■ EXERCISE DESCRIPTION
A line qualifies if it holds the string "Universe". Copy every qualifying line from the records.

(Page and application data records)
■ ■ ■ ■ ■

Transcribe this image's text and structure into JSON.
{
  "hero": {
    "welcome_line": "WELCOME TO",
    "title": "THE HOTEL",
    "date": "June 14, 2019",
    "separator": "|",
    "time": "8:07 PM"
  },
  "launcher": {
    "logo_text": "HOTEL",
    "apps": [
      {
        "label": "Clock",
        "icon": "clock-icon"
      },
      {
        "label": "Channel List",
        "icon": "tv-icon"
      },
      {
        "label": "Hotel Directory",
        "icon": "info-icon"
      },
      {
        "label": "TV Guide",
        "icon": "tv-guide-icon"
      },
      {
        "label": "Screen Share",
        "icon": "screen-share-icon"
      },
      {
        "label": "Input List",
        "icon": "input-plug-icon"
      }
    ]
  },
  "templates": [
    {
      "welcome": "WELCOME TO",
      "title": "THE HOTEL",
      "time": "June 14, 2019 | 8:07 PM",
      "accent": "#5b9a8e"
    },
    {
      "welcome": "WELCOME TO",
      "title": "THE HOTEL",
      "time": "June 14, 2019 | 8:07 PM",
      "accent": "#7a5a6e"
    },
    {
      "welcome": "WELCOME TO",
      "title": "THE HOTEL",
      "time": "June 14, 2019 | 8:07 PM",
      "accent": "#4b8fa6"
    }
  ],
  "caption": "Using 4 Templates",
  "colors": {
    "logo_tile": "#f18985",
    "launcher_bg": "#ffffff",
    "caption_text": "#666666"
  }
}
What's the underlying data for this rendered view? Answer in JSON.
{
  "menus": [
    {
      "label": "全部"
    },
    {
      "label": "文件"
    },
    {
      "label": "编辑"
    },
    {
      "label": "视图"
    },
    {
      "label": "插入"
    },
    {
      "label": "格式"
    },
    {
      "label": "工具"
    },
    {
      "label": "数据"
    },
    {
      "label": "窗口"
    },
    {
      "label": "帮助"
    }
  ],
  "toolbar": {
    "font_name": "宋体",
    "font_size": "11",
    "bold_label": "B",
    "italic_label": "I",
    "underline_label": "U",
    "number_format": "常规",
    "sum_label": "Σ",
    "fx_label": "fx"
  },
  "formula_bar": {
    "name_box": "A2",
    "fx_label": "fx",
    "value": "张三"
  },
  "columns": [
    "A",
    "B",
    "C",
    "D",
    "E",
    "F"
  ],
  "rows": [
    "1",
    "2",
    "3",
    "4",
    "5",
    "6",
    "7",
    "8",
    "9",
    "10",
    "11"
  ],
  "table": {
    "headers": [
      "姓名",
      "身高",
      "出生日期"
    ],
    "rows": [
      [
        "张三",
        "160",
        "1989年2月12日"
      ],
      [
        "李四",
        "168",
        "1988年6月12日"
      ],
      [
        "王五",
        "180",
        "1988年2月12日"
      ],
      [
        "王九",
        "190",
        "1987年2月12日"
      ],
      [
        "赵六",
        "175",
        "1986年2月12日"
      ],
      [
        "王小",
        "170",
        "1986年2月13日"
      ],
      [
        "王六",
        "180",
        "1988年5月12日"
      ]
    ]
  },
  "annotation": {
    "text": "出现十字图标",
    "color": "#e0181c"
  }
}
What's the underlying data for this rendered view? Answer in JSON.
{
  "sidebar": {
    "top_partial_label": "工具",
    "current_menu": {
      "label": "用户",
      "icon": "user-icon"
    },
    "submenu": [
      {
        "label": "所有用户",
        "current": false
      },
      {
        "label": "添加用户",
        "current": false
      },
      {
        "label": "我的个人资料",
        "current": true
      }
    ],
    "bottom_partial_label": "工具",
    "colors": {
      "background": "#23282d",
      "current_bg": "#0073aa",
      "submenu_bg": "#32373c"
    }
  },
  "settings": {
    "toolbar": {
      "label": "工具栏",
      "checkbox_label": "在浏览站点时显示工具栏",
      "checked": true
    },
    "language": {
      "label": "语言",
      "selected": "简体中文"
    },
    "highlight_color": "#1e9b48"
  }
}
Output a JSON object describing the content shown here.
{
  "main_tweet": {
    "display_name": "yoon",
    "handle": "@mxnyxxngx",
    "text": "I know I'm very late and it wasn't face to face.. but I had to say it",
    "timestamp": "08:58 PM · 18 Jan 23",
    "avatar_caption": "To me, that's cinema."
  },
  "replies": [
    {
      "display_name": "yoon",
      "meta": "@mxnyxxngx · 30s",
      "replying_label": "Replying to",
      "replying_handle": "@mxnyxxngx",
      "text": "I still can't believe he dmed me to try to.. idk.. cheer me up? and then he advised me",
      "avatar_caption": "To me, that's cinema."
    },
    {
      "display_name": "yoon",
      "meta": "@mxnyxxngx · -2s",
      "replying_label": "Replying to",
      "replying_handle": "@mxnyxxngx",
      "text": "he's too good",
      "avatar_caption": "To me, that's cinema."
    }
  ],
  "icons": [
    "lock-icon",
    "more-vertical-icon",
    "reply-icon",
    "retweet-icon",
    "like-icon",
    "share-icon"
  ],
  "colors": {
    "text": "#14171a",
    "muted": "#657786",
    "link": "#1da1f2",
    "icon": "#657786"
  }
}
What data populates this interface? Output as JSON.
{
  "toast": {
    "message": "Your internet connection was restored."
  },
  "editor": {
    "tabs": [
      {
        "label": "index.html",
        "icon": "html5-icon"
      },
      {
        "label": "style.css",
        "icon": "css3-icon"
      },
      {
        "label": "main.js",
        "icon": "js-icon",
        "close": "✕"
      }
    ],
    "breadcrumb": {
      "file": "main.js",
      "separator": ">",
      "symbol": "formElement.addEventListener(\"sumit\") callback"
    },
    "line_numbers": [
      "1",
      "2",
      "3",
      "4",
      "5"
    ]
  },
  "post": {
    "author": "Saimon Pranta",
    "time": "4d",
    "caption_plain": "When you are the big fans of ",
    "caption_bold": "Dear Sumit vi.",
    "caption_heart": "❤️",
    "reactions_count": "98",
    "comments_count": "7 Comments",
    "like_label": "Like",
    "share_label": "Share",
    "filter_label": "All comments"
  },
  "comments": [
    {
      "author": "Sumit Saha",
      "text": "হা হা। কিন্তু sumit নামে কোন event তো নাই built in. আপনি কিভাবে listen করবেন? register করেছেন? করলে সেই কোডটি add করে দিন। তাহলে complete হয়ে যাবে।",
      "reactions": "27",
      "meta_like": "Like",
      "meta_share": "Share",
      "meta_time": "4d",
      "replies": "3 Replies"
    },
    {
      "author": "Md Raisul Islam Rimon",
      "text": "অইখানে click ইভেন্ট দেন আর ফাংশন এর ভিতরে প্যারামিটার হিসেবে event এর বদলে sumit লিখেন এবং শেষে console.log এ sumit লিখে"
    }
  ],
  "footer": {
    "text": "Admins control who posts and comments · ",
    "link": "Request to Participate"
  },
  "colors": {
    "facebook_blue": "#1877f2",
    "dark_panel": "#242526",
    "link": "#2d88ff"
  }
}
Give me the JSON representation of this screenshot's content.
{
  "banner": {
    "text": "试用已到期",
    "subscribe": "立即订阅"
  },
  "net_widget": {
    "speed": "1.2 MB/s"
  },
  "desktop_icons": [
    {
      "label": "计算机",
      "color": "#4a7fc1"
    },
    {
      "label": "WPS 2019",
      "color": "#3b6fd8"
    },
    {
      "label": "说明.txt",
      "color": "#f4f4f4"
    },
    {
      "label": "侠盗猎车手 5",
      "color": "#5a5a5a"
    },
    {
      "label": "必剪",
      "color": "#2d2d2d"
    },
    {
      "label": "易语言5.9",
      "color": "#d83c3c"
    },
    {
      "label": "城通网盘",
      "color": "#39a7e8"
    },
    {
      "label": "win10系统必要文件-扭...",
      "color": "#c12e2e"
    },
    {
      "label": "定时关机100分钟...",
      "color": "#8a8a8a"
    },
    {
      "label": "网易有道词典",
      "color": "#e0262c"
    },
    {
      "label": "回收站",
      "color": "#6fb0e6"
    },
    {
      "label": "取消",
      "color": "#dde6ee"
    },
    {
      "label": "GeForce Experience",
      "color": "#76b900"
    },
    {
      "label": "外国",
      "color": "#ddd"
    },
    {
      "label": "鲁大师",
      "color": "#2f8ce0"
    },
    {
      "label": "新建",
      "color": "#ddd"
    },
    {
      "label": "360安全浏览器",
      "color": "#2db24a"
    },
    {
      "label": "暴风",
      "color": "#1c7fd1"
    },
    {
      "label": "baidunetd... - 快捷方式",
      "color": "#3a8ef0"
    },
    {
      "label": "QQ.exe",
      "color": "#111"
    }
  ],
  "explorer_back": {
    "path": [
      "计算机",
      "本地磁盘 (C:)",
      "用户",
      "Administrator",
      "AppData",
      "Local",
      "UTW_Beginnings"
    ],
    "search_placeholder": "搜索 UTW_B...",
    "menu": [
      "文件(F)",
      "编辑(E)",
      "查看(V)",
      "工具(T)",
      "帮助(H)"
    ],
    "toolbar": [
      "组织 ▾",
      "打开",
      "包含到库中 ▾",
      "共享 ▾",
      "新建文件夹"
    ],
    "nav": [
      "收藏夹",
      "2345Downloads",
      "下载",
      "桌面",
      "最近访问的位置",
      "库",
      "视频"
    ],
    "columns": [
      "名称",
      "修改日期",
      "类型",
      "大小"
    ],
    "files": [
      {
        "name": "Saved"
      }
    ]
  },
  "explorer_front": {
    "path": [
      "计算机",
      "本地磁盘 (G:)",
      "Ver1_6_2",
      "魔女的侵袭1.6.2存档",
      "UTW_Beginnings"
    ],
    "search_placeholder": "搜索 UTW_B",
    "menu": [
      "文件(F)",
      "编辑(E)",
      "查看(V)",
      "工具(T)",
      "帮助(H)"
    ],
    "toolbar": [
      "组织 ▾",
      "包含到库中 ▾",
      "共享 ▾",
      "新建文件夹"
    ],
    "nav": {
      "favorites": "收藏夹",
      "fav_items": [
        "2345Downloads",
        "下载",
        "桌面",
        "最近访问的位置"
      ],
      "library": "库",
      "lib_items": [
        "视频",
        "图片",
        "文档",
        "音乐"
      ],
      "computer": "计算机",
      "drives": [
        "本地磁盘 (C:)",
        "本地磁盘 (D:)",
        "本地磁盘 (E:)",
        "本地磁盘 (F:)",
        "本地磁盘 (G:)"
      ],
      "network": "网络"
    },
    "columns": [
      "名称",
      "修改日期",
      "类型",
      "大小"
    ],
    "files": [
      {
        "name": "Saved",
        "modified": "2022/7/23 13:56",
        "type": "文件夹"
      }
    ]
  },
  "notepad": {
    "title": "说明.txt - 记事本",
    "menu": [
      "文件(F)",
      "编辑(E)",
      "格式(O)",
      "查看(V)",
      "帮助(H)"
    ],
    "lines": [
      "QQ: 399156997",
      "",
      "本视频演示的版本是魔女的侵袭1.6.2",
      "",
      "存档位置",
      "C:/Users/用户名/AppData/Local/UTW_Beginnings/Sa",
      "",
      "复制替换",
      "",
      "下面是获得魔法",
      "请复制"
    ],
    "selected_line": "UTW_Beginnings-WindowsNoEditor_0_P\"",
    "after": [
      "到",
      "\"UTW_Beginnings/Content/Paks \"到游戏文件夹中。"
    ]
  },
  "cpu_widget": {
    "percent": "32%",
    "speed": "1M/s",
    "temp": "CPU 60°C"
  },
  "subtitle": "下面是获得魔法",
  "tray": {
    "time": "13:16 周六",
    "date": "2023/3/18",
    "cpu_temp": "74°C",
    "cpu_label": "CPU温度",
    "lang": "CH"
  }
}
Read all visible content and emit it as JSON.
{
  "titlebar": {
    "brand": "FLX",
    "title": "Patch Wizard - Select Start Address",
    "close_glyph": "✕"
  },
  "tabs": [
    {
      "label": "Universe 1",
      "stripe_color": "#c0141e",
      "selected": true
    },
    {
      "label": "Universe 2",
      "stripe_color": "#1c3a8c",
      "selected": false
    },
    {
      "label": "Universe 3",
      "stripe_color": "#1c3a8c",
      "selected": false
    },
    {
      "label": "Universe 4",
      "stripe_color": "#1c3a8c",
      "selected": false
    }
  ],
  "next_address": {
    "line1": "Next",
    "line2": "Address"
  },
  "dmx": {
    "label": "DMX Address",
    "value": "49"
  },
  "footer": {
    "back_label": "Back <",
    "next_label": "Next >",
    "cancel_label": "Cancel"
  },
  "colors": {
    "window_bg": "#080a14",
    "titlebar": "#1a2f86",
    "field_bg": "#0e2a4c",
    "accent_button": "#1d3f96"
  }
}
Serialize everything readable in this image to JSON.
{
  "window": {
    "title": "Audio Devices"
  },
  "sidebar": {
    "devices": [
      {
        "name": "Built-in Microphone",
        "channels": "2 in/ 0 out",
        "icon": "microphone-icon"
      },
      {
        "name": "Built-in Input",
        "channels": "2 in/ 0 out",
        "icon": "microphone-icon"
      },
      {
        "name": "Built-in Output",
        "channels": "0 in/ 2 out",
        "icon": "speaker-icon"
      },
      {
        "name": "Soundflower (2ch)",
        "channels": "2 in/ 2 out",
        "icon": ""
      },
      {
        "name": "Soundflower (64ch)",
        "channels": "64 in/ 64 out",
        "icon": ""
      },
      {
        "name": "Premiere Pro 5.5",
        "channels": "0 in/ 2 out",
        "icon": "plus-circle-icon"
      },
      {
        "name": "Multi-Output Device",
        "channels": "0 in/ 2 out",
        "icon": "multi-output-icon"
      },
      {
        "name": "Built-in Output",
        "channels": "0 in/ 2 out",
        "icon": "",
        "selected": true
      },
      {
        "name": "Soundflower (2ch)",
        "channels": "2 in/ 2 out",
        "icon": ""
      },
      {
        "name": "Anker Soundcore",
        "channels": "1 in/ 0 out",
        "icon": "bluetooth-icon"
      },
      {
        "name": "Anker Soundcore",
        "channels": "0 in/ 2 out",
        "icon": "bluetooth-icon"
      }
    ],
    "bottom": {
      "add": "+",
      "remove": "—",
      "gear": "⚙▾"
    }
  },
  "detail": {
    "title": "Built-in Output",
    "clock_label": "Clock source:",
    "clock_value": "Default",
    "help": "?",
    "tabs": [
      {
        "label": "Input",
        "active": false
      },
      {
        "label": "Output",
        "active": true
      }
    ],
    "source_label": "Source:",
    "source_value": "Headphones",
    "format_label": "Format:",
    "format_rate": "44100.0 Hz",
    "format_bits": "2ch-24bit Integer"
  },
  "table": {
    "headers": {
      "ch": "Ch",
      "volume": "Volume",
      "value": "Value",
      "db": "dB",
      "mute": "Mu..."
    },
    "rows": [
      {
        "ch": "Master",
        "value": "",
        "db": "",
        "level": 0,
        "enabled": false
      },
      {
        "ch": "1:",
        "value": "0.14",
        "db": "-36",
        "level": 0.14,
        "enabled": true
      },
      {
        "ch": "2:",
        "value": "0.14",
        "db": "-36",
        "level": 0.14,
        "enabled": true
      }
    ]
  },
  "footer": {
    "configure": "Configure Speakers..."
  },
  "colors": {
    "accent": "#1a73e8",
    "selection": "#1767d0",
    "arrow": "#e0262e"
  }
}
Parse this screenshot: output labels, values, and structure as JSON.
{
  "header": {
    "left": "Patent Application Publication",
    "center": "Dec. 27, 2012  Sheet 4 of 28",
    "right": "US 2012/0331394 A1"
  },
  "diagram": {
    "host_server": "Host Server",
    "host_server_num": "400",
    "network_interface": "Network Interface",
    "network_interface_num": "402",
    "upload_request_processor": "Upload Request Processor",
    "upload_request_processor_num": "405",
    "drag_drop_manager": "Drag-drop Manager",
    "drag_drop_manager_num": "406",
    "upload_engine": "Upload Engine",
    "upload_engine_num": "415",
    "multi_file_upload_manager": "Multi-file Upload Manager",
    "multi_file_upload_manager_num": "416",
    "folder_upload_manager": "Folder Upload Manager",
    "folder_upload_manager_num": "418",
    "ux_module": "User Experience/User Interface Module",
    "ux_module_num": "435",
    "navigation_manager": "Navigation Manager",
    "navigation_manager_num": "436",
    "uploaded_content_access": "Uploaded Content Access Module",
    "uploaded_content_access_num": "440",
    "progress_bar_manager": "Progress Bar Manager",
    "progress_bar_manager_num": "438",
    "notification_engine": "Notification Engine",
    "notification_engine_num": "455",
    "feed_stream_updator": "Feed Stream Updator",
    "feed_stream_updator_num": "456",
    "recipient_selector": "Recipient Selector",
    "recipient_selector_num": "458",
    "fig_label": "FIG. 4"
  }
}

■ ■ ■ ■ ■

■ TASK ANSWER
      "label": "Universe 1",
      "label": "Universe 2",
      "label": "Universe 3",
      "label": "Universe 4",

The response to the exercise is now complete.